Royal Grammar School

Newcastle

At it again!

At it again!


They’re at it again! The head of yet another major southern independent school is complaining about parents. The headline in last weekend’s Sunday Times read as follows:

Career Obsessed …. Aged 10. Pushy parents’ young children are losing the ability to enjoy life as they fret over their cvs, [says] a preparatory school head.

Children are under such pressure from aspirational parents to do well in life, he claims, that they are brooding about how their achievements will look on a cv from as young as 10. The suggestion is that highly aspirational and hardworking parents want the same for their children: the trouble is that they transmit anxiety to them.

It was novelist A P Hartley who wrote, “The past is another country: they do things differently there”. It seems to me that we could simply substitute the word south for past, and it would apply to this case.

People love to attribute all kinds of habits, qualities and vices to the RGS and its student-and-parent body! Of course it’s a highly aspirational school, high-achieving and ambitious. As a school we have very high expectations of our students: parents too hope for a great deal from their children. And in that climate boys and girls thrive.

But we’re in no sense a hothouse. There’s a difference between expecting a lot (which we do between us) and requiring it at any cost: neither school nor parents are putting pressure on children in that way. Nor do I believe that everything our boys and girls do or achieve is regarded as another notch on their cv in preparation for adulthood.

Neither parents nor school get everything right all the time, of course: that would be too much to ask. Occasionally we have to warn a parent that perhaps they are expecting too much of their child: similarly parents will sometimes warn us to back off when their child is finding it a bit much.

But that’s about partnership, and balancing high expectation with a proper measure of humanity. My colleagues and I have on occasions expressed concern that boys and girls are signing up for some of our fantastic programme of adventurous activity and expeditions, such as Duke of Edinburgh and World Challenge, not out of a great ambition to challenge themselves physically, but because it will look good on their university application.

Where we suspect that less-than-worthy motive, we try to dissuade them, because this should be about education, not filling out forms: and the wonderful experiences that children are offered at the RGS, and which they invariably seize with both hands, are about enriching life, not impressing future employers (or even universities).

So our boys and girls have a wonderful time in sport, drama, music, debating – all those wonderful things we do (which I seem to list endlessly – sorry!). And we are in no doubt that the experiences gained there help them in achieving the hard-edged results that they need to achieve their lofty goals.
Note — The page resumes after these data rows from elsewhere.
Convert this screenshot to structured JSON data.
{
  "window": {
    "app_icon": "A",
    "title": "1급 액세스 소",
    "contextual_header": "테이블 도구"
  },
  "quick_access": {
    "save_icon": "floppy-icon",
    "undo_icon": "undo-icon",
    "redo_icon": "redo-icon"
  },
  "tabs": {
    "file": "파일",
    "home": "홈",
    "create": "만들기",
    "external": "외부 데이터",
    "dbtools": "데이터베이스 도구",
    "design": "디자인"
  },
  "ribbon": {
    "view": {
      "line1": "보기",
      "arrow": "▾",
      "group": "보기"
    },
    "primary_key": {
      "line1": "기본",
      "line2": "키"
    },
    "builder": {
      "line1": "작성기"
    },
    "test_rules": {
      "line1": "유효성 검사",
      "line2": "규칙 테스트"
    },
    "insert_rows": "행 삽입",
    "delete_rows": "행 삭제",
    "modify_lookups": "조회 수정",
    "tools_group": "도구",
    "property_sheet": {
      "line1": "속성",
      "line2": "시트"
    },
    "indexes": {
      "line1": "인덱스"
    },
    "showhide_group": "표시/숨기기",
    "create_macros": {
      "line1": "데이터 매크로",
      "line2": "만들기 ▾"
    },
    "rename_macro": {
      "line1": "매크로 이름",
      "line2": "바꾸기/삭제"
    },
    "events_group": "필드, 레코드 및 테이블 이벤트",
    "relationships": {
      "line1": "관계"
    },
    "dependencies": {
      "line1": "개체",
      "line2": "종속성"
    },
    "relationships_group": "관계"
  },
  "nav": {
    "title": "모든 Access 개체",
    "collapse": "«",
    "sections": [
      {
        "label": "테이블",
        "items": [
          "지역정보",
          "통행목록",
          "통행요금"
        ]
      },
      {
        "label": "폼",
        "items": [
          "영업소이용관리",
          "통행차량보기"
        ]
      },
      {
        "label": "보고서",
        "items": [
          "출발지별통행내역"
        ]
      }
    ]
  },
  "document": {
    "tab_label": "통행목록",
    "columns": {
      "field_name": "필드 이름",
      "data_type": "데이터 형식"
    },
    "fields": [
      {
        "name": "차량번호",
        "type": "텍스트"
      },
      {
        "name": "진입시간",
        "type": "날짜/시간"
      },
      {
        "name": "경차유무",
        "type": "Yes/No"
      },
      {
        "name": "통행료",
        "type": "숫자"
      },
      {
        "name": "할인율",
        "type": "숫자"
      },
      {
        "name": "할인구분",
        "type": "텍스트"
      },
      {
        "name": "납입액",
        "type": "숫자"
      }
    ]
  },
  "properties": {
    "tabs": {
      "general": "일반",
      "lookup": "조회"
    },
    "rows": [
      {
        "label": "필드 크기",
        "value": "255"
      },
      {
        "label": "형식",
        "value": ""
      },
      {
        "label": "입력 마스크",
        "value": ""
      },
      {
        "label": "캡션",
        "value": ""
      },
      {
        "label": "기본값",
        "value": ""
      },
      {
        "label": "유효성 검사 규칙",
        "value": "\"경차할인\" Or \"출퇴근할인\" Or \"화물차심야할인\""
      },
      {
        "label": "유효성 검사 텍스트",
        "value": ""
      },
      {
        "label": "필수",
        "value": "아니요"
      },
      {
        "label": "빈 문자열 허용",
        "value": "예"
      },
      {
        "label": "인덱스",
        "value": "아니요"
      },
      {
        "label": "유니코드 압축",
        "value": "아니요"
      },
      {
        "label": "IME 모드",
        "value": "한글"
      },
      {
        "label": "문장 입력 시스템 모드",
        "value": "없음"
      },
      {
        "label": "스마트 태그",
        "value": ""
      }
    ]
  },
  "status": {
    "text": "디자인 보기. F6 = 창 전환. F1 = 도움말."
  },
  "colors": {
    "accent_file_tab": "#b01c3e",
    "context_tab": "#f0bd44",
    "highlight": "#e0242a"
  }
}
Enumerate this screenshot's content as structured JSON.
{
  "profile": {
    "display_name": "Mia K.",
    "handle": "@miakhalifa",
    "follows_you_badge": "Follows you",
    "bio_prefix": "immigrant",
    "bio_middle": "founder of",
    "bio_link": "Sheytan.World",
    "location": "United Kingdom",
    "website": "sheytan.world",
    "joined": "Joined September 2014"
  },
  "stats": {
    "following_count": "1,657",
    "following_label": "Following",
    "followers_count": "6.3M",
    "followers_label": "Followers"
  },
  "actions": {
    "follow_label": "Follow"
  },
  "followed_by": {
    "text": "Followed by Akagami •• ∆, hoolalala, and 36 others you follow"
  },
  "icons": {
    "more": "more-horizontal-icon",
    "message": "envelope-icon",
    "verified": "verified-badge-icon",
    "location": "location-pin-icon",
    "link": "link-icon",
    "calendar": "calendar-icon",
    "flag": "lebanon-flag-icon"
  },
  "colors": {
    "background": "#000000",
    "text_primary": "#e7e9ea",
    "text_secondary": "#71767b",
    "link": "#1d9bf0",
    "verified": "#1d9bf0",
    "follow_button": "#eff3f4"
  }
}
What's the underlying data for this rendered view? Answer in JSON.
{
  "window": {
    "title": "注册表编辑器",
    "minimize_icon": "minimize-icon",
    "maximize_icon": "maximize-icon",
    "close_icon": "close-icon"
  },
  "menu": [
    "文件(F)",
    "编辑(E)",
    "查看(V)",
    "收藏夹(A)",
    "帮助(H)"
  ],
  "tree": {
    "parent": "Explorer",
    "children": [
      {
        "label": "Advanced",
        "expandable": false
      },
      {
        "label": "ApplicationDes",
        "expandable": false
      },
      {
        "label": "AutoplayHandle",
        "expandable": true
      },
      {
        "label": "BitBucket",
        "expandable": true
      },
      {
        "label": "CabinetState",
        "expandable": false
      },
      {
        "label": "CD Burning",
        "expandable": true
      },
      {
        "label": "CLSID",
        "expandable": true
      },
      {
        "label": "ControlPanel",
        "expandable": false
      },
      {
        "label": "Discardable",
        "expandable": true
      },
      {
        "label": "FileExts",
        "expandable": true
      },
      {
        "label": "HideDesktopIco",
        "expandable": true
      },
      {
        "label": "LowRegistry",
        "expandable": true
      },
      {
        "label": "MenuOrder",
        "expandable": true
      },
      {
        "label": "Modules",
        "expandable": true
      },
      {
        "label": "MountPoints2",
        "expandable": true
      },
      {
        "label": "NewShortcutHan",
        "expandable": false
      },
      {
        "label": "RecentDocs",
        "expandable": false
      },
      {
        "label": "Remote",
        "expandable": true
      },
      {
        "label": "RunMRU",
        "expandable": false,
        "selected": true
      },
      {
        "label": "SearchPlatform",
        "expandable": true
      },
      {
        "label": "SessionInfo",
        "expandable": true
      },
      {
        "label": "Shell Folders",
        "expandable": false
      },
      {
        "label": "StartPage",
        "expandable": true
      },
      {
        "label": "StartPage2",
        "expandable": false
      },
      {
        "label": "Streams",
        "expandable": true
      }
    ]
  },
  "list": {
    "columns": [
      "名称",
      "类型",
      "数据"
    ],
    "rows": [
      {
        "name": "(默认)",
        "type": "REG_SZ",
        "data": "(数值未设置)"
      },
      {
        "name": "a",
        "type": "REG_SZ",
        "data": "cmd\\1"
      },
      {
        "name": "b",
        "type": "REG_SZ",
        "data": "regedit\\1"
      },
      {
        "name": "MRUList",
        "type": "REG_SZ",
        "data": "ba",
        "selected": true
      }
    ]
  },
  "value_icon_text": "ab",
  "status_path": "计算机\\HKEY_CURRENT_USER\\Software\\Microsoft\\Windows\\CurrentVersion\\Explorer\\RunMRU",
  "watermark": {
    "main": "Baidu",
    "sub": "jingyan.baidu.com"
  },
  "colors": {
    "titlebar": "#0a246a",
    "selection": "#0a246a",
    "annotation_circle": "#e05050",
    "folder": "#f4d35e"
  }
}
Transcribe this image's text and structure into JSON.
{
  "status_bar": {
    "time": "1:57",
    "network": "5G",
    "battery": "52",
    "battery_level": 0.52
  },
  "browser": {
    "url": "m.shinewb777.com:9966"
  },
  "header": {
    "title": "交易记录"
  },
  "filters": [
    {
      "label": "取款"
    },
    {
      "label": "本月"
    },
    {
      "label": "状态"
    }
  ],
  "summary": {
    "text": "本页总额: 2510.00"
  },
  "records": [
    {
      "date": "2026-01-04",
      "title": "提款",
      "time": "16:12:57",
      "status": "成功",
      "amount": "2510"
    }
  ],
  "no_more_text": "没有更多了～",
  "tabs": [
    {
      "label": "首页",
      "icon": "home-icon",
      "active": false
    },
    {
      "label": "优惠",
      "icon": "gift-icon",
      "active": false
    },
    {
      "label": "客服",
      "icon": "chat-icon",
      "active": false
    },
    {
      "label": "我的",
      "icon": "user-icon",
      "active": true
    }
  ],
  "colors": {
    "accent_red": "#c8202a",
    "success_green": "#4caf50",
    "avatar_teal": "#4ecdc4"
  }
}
I like to think it’s still done in a spirit of education, of exploring, facing challenge and having fun doing it.

None of this is easy to prove: but I think one demonstration lies in the fact that our students, their parents and even their teachers are still surprised and delighted by what they achieve far more than they are merely satisfied or even disappointed. They really do grab the opportunities offered and find that they can metaphorically fly. While the sense of adventure is there, I think we are managing to avoid the trap of merely building cvs.

I can’t believe it’s so different in the south. I don’t want to believe it, at any rate. I like parents! And, having been one myself, I understand the anxieties, the fears and the hopes they suffer – including that all pervading terror that they might just be completely messing it up for their kid!

In the event we parents muddle through, by and large, and simply do the best we can. And, in the case of independent schools, make a huge financial investment in that hope and that muddling through.

I think parents deserve better treatment, in truth, than being pilloried by independent school heads. But what do I know? It’s a whole new world down there!

Bernard Trafford

Headmaster